In 1872, Wagner founded the Festival Theatre in Bayreuth and his epic masterpiece Der Ring des Nibelungen (The Ring of the Nibelung), a sequence of four operas (he actually preferred the term “music dramas” to “operas”) founded on German mythology.Parsifal, Wagner's last work was produced in 1882, a creative testament in which his concept of 'complete art work' was further refined to attest his belief in a synthesis of all the arts, representing the culmination of the Romantic philosophy. He died in Venice on February 13, 1883 and buried in Bayreuth, Bavaria.
The Bayreuth Festspielhaus, venue for the first complete performances of the Ring and Parsifal.




If Wagner would not have been called and funded by King Ludwig II we might not have privilege to hear these 4 great masterpieces:









  • Die Meistersinger von Nürnberg (The Mastersingers of Nuremberg) 1867
  • Siegfried 1871
  • Götterdämmerung (The Twilight of the Gods), completes the operatic cycle der ring des Nibelungen (The Ring of the Nibelungs) 1874
  • Parsifal, music drama 1882 
  •  
    Hans Zimmer

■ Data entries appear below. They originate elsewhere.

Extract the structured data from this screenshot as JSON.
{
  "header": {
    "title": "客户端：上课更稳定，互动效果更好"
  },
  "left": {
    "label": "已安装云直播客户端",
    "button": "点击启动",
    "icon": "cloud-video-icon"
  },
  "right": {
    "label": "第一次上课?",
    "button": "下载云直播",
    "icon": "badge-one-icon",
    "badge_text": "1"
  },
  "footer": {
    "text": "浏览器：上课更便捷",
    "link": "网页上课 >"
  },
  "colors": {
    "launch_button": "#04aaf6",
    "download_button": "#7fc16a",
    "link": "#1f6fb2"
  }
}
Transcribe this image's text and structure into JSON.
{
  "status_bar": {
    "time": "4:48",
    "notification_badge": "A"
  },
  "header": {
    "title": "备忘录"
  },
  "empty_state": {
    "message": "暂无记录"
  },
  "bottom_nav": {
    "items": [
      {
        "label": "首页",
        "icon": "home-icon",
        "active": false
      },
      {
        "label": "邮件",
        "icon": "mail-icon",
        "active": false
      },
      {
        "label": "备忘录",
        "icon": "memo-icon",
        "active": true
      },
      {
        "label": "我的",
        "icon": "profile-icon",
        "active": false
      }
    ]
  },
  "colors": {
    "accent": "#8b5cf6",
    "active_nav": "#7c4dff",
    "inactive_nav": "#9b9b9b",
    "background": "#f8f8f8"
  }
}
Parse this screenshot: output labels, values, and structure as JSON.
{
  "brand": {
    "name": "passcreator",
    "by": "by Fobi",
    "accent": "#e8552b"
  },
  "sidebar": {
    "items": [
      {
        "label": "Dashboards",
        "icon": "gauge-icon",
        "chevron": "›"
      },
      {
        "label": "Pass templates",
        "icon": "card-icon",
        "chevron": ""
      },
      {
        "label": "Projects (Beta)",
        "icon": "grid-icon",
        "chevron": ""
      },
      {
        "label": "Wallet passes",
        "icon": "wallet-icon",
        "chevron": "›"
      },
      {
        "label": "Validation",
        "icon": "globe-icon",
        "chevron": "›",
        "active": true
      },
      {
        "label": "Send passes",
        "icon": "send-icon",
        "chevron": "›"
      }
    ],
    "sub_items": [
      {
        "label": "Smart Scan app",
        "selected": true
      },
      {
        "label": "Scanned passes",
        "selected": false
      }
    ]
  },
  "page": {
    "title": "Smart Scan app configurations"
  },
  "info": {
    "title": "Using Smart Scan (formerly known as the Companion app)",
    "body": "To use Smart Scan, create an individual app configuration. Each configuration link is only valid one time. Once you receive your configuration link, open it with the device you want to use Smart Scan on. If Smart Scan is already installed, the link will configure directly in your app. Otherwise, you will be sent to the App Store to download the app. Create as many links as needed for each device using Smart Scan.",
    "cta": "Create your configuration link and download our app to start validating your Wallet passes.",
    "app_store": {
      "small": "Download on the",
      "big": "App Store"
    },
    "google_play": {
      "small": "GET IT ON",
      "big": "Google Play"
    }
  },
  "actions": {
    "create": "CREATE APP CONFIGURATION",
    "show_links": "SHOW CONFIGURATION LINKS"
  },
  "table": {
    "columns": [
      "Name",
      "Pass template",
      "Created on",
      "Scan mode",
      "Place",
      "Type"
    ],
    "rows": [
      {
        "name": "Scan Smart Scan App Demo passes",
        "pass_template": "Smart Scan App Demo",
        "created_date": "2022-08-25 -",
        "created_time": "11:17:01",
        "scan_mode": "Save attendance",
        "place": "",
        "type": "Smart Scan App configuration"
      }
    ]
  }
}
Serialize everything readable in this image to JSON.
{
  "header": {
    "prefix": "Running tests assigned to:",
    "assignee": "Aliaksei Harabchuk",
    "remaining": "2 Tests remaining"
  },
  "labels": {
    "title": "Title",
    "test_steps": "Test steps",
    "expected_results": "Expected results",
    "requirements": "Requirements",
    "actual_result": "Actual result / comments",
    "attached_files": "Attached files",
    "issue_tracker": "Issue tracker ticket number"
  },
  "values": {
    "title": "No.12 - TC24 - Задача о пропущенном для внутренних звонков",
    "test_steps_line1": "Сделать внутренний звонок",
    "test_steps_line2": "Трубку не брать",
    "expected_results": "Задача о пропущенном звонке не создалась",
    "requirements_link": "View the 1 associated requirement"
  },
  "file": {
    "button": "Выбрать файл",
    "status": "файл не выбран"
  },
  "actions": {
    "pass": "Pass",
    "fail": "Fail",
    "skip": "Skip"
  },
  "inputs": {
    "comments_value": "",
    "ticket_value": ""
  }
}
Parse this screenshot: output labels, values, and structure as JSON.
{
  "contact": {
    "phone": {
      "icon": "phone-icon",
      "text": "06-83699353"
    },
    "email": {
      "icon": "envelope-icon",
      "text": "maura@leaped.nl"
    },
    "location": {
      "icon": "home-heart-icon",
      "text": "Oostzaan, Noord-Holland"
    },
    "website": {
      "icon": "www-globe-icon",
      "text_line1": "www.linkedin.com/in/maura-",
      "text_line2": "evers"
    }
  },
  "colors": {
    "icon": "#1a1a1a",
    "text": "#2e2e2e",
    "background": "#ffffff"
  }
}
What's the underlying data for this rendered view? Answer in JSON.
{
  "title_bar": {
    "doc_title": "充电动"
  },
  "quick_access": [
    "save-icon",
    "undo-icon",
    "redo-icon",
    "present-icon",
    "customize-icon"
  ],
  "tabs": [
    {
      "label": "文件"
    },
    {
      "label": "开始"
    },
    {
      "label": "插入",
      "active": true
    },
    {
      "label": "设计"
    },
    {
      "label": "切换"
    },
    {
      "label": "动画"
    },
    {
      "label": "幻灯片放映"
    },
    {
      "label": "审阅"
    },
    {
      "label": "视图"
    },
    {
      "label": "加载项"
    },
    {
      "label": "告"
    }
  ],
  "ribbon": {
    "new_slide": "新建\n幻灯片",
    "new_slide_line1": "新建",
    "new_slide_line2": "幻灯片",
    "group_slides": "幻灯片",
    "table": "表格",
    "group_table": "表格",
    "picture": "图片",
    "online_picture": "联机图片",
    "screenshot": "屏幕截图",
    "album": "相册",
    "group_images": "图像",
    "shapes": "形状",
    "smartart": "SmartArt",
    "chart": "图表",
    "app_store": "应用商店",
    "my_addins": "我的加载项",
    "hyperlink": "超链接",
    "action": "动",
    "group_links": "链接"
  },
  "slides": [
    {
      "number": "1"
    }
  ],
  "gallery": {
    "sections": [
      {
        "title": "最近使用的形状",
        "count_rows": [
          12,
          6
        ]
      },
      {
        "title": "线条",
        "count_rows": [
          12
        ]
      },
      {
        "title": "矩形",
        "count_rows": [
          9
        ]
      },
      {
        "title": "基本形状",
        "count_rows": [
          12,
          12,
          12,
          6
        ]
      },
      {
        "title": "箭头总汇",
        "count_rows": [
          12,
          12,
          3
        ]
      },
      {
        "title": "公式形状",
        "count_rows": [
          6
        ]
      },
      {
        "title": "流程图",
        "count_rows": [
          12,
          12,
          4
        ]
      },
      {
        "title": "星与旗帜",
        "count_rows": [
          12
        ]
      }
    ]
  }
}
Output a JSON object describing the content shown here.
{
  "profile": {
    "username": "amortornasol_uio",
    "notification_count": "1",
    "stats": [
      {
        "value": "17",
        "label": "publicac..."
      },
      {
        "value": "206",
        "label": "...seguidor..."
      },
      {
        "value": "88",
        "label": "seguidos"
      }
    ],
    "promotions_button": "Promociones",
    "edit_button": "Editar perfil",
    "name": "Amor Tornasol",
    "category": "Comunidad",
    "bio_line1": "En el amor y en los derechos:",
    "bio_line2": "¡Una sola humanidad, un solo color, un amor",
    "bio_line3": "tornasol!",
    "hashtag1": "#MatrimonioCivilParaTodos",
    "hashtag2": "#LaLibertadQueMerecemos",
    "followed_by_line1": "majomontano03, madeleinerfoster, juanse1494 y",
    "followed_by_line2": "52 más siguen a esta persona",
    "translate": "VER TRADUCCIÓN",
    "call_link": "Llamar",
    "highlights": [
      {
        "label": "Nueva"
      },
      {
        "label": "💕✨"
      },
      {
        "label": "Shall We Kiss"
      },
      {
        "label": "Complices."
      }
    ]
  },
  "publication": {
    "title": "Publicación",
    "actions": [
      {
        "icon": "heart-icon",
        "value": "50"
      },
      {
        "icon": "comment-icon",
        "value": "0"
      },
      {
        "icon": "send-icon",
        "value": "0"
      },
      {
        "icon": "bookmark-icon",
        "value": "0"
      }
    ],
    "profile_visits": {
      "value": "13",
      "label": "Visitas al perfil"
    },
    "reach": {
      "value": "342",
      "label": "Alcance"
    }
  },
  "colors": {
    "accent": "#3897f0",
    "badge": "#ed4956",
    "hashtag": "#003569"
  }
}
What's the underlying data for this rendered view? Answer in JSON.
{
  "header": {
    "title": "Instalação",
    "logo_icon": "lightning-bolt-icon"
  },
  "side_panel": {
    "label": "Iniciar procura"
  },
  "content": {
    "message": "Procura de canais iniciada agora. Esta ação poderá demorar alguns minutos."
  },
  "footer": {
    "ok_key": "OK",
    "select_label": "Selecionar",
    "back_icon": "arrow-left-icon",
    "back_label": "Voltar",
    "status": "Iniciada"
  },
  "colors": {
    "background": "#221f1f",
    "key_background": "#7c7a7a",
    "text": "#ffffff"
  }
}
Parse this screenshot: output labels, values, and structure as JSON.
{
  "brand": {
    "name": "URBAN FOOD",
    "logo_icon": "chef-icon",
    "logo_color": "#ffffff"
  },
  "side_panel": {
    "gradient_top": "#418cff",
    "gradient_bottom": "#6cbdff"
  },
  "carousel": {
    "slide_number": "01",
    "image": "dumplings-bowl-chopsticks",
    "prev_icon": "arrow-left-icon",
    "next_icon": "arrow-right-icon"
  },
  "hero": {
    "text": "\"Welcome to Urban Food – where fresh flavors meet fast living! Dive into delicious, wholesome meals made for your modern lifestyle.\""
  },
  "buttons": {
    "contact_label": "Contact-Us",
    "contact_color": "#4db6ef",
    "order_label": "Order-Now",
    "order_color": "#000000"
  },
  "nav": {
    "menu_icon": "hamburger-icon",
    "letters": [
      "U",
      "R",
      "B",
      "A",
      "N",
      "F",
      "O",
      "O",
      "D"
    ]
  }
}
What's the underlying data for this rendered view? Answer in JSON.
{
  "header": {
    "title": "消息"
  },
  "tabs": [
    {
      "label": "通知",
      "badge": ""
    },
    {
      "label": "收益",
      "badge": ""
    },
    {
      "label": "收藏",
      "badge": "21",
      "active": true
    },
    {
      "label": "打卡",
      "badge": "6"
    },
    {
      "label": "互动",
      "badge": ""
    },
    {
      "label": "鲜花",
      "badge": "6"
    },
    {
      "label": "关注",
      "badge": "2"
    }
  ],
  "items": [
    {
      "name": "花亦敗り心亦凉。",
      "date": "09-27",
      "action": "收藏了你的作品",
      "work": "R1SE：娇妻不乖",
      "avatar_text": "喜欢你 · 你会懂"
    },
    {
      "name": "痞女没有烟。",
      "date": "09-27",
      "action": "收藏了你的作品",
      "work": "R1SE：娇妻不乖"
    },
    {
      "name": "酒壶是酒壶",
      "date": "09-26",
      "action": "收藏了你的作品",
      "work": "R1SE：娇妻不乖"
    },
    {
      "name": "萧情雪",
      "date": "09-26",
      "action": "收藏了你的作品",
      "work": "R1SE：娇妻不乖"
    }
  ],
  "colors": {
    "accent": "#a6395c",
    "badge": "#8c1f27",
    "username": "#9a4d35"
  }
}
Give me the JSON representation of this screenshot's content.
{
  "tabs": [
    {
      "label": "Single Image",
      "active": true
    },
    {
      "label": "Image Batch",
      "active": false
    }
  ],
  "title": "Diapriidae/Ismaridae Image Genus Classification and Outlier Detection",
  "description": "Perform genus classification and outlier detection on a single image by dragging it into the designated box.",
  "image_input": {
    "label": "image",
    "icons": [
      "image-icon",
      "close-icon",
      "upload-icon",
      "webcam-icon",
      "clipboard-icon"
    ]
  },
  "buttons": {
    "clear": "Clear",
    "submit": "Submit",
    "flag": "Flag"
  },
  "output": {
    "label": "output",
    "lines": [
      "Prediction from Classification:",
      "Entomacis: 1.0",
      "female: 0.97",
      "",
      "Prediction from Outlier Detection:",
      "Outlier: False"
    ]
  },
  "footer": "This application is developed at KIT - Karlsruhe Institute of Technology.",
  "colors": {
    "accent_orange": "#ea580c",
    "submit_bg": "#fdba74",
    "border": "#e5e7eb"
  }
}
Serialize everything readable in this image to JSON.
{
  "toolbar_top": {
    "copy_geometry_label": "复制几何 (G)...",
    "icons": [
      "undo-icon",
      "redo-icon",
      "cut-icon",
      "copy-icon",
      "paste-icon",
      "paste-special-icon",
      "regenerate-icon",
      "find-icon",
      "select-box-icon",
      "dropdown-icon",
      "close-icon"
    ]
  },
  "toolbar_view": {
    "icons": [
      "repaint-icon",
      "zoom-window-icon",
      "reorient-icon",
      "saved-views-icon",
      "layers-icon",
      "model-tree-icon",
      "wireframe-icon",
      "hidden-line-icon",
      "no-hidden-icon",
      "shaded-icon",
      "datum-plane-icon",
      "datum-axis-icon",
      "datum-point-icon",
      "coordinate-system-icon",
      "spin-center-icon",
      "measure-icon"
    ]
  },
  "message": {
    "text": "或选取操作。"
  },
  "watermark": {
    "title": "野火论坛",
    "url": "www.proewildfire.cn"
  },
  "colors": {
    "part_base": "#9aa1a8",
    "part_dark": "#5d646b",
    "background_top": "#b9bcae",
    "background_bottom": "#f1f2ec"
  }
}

    Although separated by a century and an equally significant measure of musical evolution, the two highly esteemed German composers Richard Wagner and Hans Zimmer remain much more connected than one might think.However, it is my strong belief, that without Richard Wagner, there would be no Hans Zimmer as you can hear the influence of Wagner's music in Zimmer's soundtracks.


    List of Wagner's Operas:
    • Rienzi
    • Der Fliegende Hollander (The Flying Dutchman) - with some truly atmospheric storm music
    • Tannhauser - including the "Pilgrim's Chorus"
    • Lohengrin - from which the famous Bridal Chorus comes
    • Tristan and Isolde - this has Celtic resonances, set in Ireland, Cornwall and Brittany, and is musically powerful with its closing Liebestod (love-death) music of Act III Scene III
    • Die Meistersinger von Nurnberg (The Mastersingers of Nurnberg) - tuneful and somewhat lighter in tone
    • Parsifal - a semi-religious work
    Der Ring des Nibelungen (The Ring Cycle):
    • Das Rheingold
    • Die Walkure - with its "Ride of the Valkyries"
    • Siegfried - which was to give rise to the "Siegfried Idyll"
    • Gotterdammerung (The Twilight of the Gods)  
     I hope people start associating Wagner with Kind Ludwig II and not with the Nazis.

    2 comments:

    1. This was just amazing and so informative on many levels. Thank you so very much for taking the time to post this...

      Elizabeth

      ReplyDelete